And the world is watching to see if the new leaders will abandon the catastrophic lawless bullying of the outgoing regime – and accept multilateralism, cooperation and respect for the law.
Deeds mean the most
Iran’s record: dignity, interest and responsible diplomacy.
– Javad Zarif (@JZarif) November 8, 2020
“If the United States and Iran start negotiations, Iranian voters will see the possibility of an agreement and it could strengthen the moderates,” said Thierry Coville, an Iranian specialist at the French Institute for International and Strategic Affairs (IRIS) in Paris.
But “the time frame is short,” warned Coville. “The Iranian election will take place in May, just four months after Biden takes office.”
Since Washington reintroduced sanctions after Donald Trump withdrew the United States from the deal in May 2018, Iran has been hit by a serious economic crisis, exacerbated by the Covid-19 pandemic. The country is one of the hardest hit by the virus outbreak, with an official death toll of 37,000, which analysts believe is significantly higher.
The moderate camp lost the credibility of many voters when it promised a bright future facilitated by an end to US sanctions, only for Trump to withdraw from the deal.
Risk that “things go to the side”
Rouhani is considered a centrist, but closer to the reformist wing in light of his signing of the Iran deal. He said Biden’s victory was a chance for the United States to “compensate for its mistakes”.
Iranian Foreign Minister Mohammad Javad Zarif wrote on Twitter: “The world is watching to see if the new leaders will abandon the catastrophic lawless bullying of the outgoing regime – and accept multilateralism, cooperation and respect for the law.”
Coville estimated that the Biden administration would facilitate some of the embargo measures. “When Biden takes over the presidency, many of the Obama administration, including former State Department officials who negotiated the 2015 agreement, are likely to return this week,” he said.
“A possible scenario that I see as a first step would be for the United States to allow the purchase of Iranian oil and the sale of anticoron virus drugs to the country – and Iranian officials would probably not refuse such offers,” he continued.
However, it is difficult to put the nuclear agreement back together. The United States has long liked Iran’s interference in other countries in the Middle East, especially its support from militias in Iraq, Syria, Lebanon and Yemen.
However, Iran will not easily forgive the United States for killing Qassem Suleimani – the brain that led Quds Force, the Revolutionary Guard’s special ops unit.
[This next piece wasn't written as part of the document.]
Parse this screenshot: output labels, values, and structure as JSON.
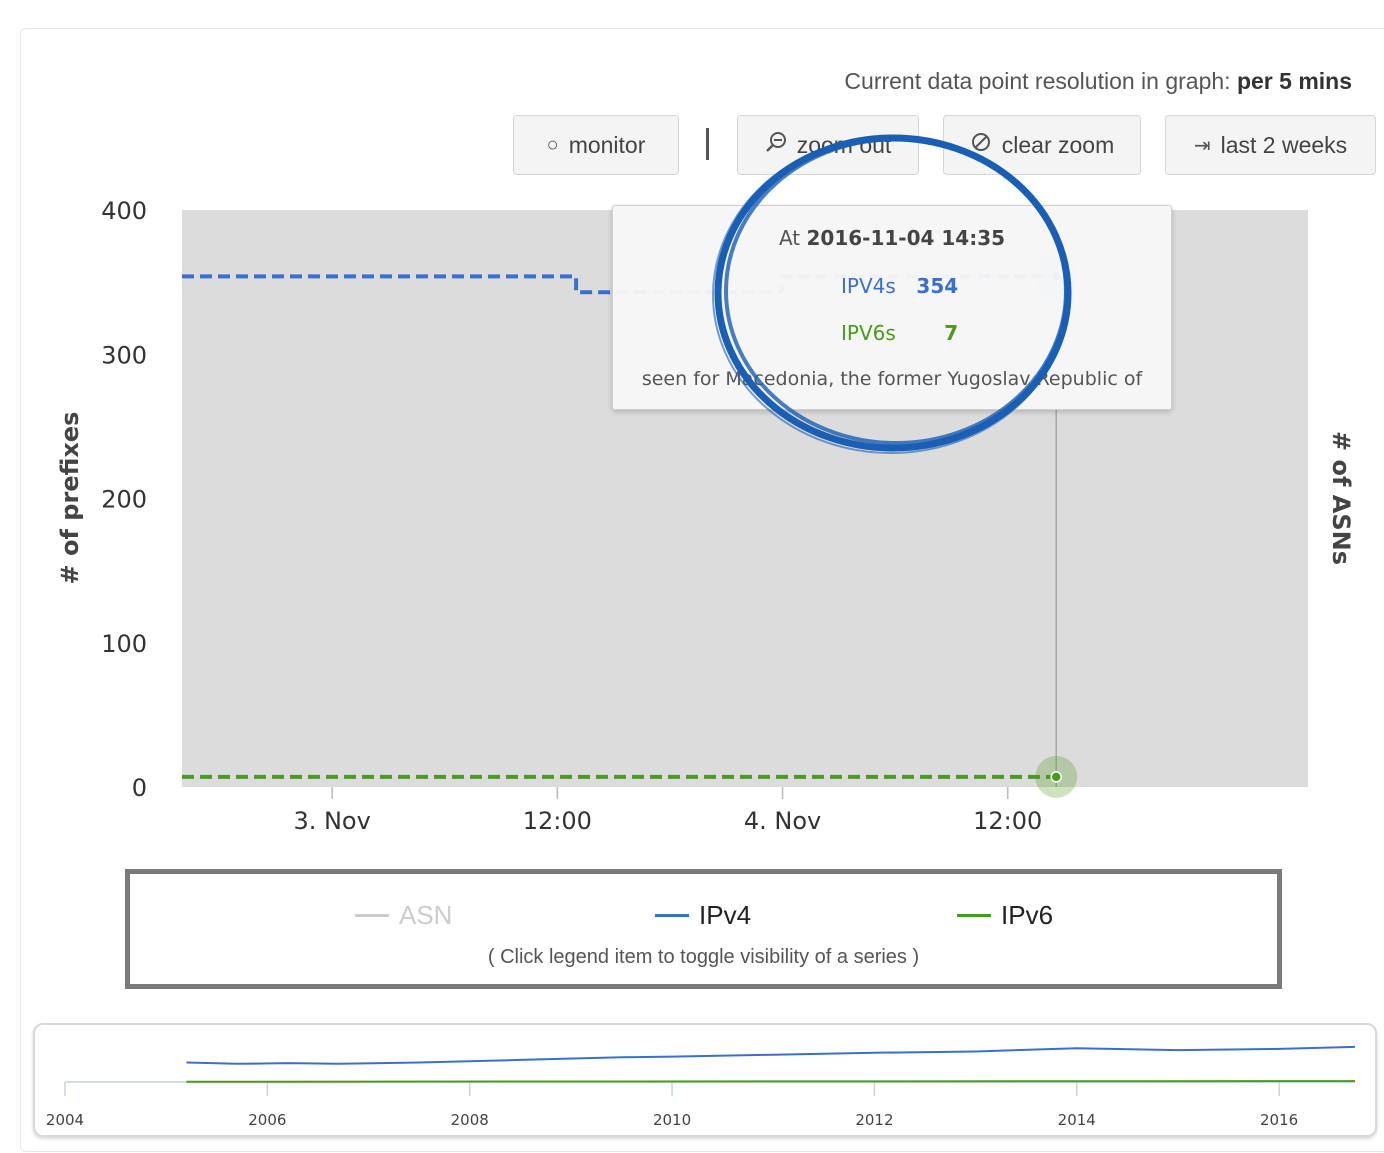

Tehran has begun working through its nuclear program since Trump withdrew from the deal: Currently, uranium stocks are almost eight times the limit of the deal. At the same time, the UN embargo on the sale of conventional weapons to Iran has expired.
At the domestic level, Biden would need to justify reducing sanctions for the Hawk faction within his own party – not to mention a Senate that is likely to remain under Republican control.
The United States may try to take advantage of Iran’s weakened economic conditions to try to recreate the nuclear deal.
But any “follow-up negotiations” that Biden can try – likely to include talks on Iran’s ballistic missile program and interference in other Middle Eastern states through support for armed groups – are expected to be full.
“As soon as you start opening something[. . .]you complicate it and by definition you are in a lengthy negotiation and you risk seeing things set aside during that period, ”Robert Malley, former Middle East director at the White House Obama, now head of the International Crisis Group, told the Financial Times.
This article has been translated from the original into French.